_Your goal:_
Answer with a number only: how many lines of the data contain "count"?

_Stored items from a collection:_
┄┄┄┄┄┄

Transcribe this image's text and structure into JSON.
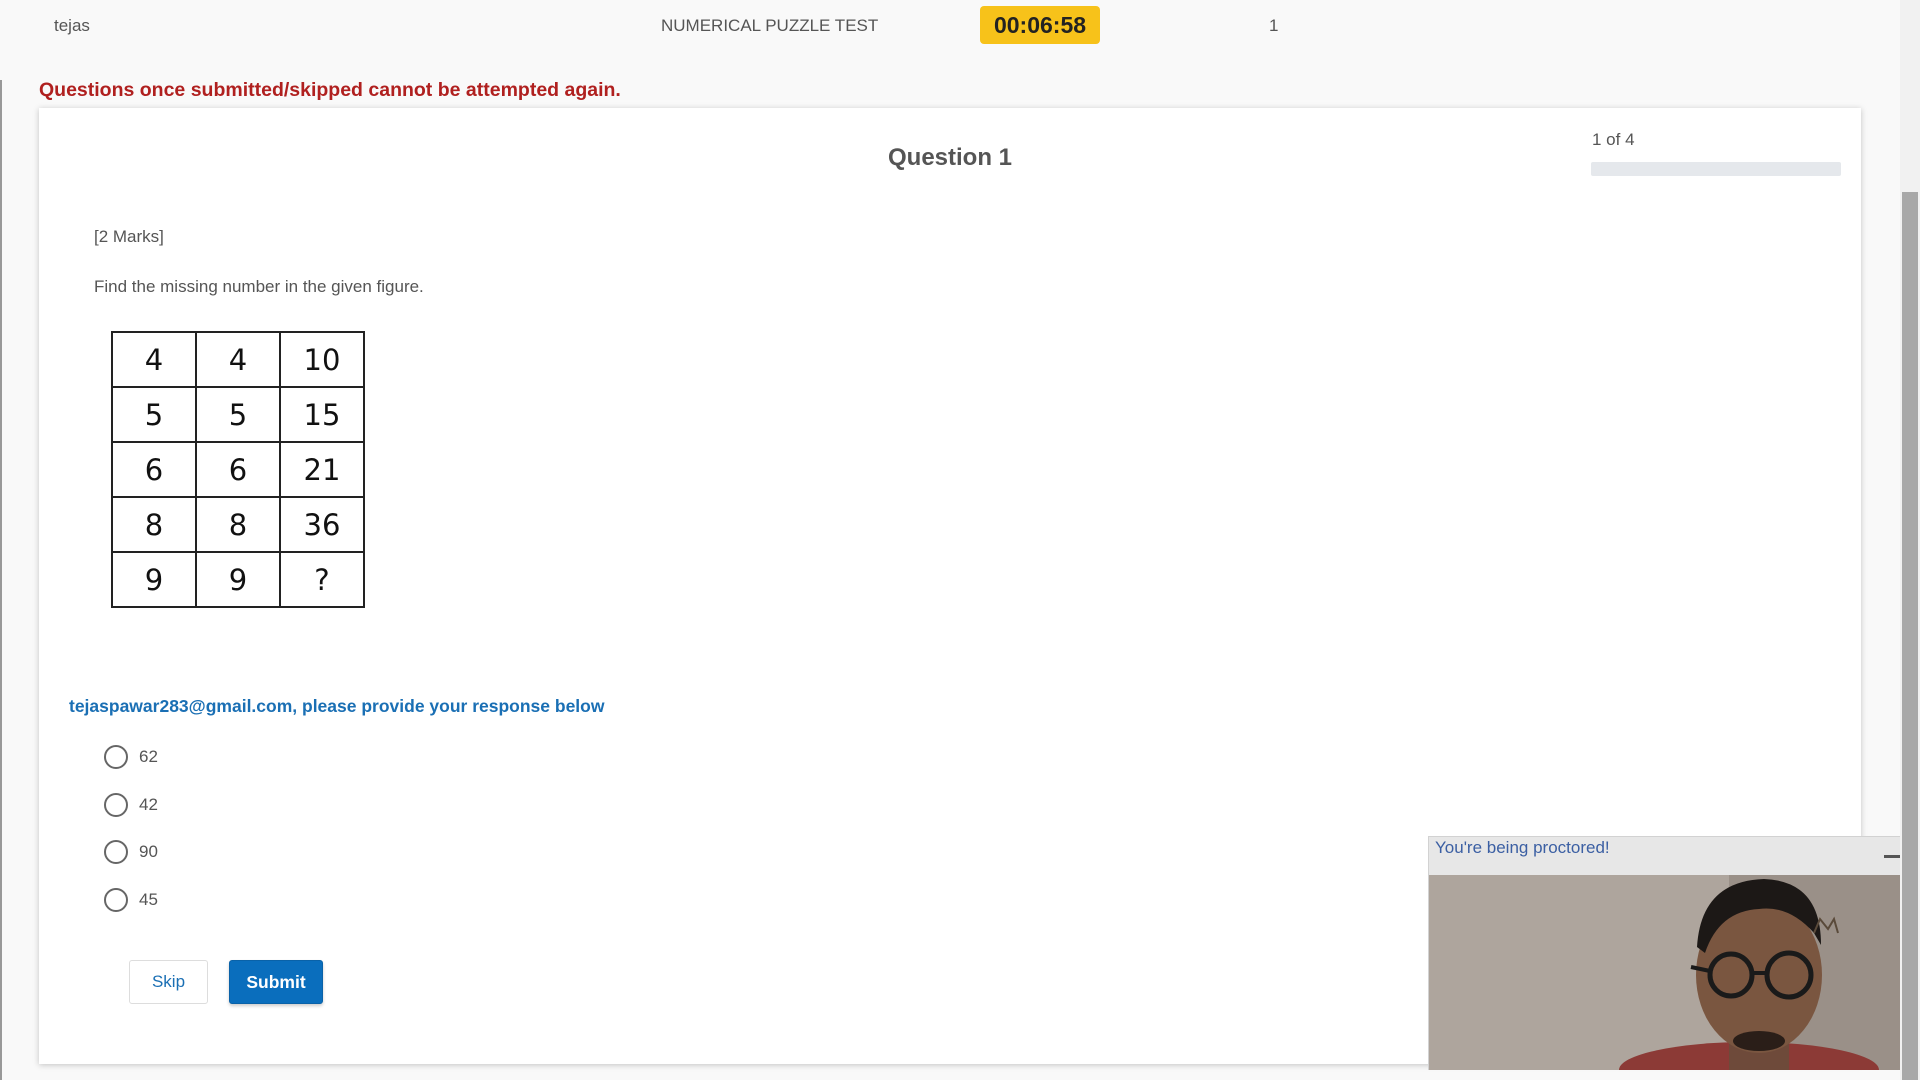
{
  "header": {
    "user_name": "tejas",
    "test_title": "NUMERICAL PUZZLE TEST",
    "timer": "00:06:58",
    "question_number": "1"
  },
  "warning": "Questions once submitted/skipped cannot be attempted again.",
  "question": {
    "title": "Question 1",
    "progress_label": "1 of 4",
    "progress_fraction": 0,
    "marks": "[2 Marks]",
    "text": "Find the missing number in the given figure.",
    "puzzle_grid": [
      [
        "4",
        "4",
        "10"
      ],
      [
        "5",
        "5",
        "15"
      ],
      [
        "6",
        "6",
        "21"
      ],
      [
        "8",
        "8",
        "36"
      ],
      [
        "9",
        "9",
        "?"
      ]
    ]
  },
  "response": {
    "prompt": "tejaspawar283@gmail.com, please provide your response below",
    "options": [
      "62",
      "42",
      "90",
      "45"
    ],
    "selected": null
  },
  "actions": {
    "skip_label": "Skip",
    "submit_label": "Submit"
  },
  "proctor": {
    "text": "You're being proctored!"
  },
  "colors": {
    "timer_bg": "#f7c21a",
    "warning_text": "#b0201f",
    "accent_blue": "#0a6ebd",
    "prompt_blue": "#1a6fb4",
    "proctor_text": "#3b5fa3"
  }
}
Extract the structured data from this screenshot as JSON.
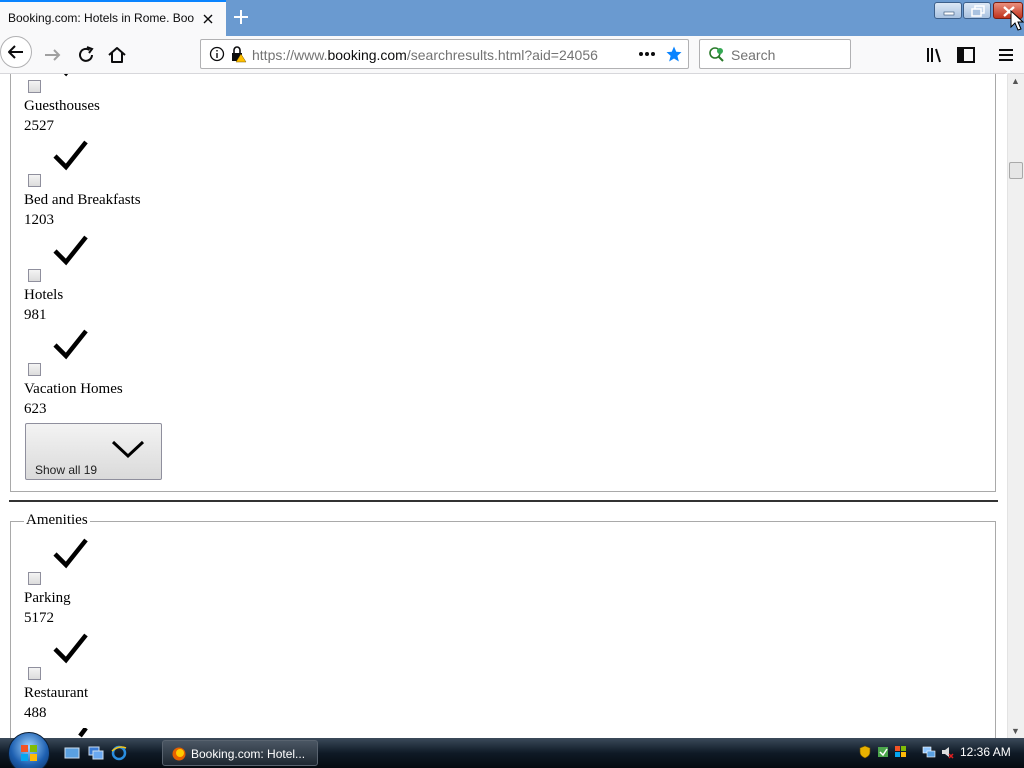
{
  "browser": {
    "tab_title": "Booking.com: Hotels in Rome. Boo",
    "url_prefix": "https://www.",
    "url_domain": "booking.com",
    "url_rest": "/searchresults.html?aid=24056",
    "search_placeholder": "Search",
    "accent_color": "#0a84ff"
  },
  "page": {
    "property_types": [
      {
        "label": "Guesthouses",
        "count": "2527"
      },
      {
        "label": "Bed and Breakfasts",
        "count": "1203"
      },
      {
        "label": "Hotels",
        "count": "981"
      },
      {
        "label": "Vacation Homes",
        "count": "623"
      }
    ],
    "show_all_label": "Show all 19",
    "amenities_legend": "Amenities",
    "amenities": [
      {
        "label": "Parking",
        "count": "5172"
      },
      {
        "label": "Restaurant",
        "count": "488"
      }
    ]
  },
  "taskbar": {
    "task_label": "Booking.com: Hotel...",
    "clock": "12:36 AM"
  }
}
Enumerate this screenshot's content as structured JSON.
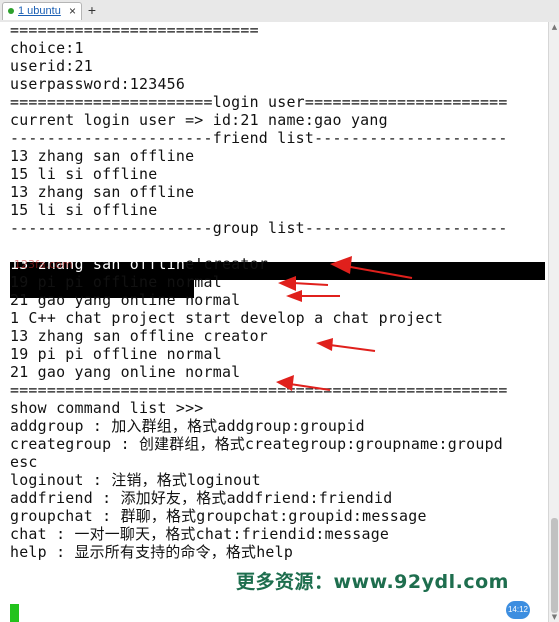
{
  "tab": {
    "label": "1 ubuntu",
    "close_glyph": "×",
    "new_glyph": "+"
  },
  "terminal": {
    "lines": [
      "===========================",
      "choice:1",
      "userid:21",
      "userpassword:123456",
      "======================login user======================",
      "current login user => id:21 name:gao yang",
      "----------------------friend list---------------------",
      "13 zhang san offline",
      "15 li si offline",
      "13 zhang san offline",
      "15 li si offline",
      "----------------------group list----------------------",
      "1 C++ chat project start develop a chat project",
      "13 zhang san offline creator",
      "19 pi pi offline normal",
      "21 gao yang online normal",
      "1 C++ chat project start develop a chat project",
      "13 zhang san offline creator",
      "19 pi pi offline normal",
      "21 gao yang online normal",
      "======================================================",
      "show command list >>>",
      "addgroup : 加入群组，格式addgroup:groupid",
      "creategroup : 创建群组，格式creategroup:groupname:groupd",
      "esc",
      "loginout : 注销，格式loginout",
      "addfriend : 添加好友，格式addfriend:friendid",
      "groupchat : 群聊，格式groupchat:groupid:message",
      "chat : 一对一聊天，格式chat:friendid:message",
      "help : 显示所有支持的命令，格式help"
    ]
  },
  "overlay": {
    "watermark": "更多资源：www.92ydl.com",
    "faint_watermark": "123fa.com",
    "clock_badge": "14:12"
  },
  "colors": {
    "arrow": "#e0201c",
    "cursor": "#22c31c",
    "tab_accent": "#1a5fb4"
  }
}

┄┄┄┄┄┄

_Result below:_
6